>>>

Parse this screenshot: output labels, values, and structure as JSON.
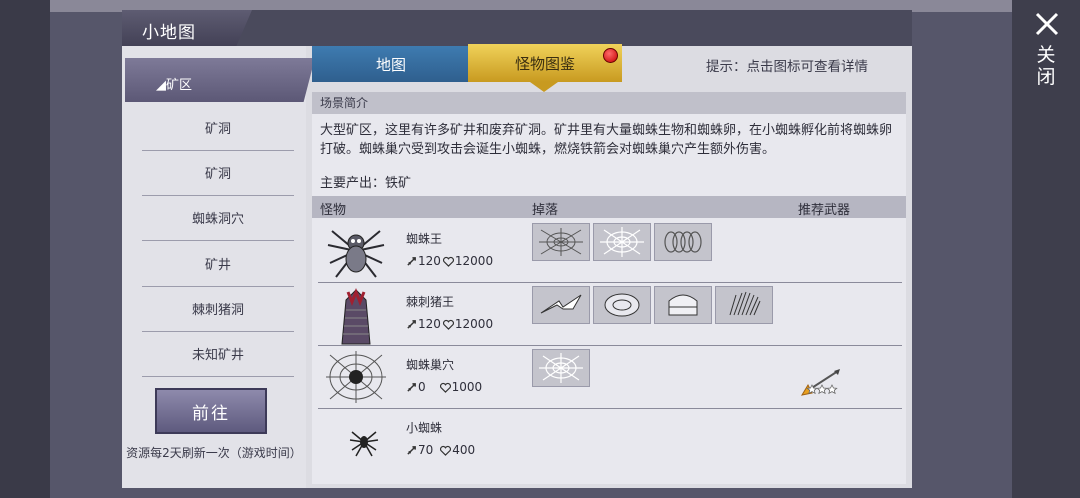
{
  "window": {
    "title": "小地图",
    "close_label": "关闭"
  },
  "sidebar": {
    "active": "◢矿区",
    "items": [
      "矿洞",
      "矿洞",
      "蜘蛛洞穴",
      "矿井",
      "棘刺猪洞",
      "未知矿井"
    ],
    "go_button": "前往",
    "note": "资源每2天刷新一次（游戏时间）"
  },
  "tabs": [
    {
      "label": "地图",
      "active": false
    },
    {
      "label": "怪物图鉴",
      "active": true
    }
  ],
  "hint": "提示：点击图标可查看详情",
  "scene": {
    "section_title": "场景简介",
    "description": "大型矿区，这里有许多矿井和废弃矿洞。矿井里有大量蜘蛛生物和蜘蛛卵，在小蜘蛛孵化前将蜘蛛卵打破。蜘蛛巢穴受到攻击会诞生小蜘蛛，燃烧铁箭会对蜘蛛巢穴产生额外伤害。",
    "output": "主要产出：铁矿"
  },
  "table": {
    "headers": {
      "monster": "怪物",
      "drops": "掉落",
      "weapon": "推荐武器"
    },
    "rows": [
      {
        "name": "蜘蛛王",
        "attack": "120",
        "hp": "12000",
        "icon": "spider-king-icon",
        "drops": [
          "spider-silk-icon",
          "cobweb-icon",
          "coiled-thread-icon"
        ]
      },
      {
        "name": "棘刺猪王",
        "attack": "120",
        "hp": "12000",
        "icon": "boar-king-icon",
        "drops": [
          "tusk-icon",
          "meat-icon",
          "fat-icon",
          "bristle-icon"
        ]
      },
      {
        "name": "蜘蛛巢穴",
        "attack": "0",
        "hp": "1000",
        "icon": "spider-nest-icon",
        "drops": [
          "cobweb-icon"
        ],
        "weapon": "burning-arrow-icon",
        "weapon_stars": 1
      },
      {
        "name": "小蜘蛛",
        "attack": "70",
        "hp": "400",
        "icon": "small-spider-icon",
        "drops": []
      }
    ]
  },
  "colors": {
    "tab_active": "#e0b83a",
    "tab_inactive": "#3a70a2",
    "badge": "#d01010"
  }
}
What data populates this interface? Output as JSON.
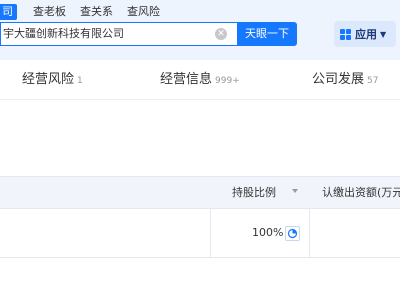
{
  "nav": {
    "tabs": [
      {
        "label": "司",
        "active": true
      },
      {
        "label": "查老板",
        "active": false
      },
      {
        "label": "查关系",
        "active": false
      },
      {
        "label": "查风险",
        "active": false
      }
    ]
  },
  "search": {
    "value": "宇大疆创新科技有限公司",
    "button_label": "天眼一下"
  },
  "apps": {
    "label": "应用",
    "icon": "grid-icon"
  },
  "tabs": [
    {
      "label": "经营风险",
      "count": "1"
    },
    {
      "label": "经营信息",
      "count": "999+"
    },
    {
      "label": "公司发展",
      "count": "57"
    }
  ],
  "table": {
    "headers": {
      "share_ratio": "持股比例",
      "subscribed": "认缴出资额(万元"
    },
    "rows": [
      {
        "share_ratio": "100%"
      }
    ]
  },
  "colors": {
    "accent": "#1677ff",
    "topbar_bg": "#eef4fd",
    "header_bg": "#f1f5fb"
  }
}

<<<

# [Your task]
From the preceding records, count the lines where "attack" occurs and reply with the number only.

# [Reply to the task]
4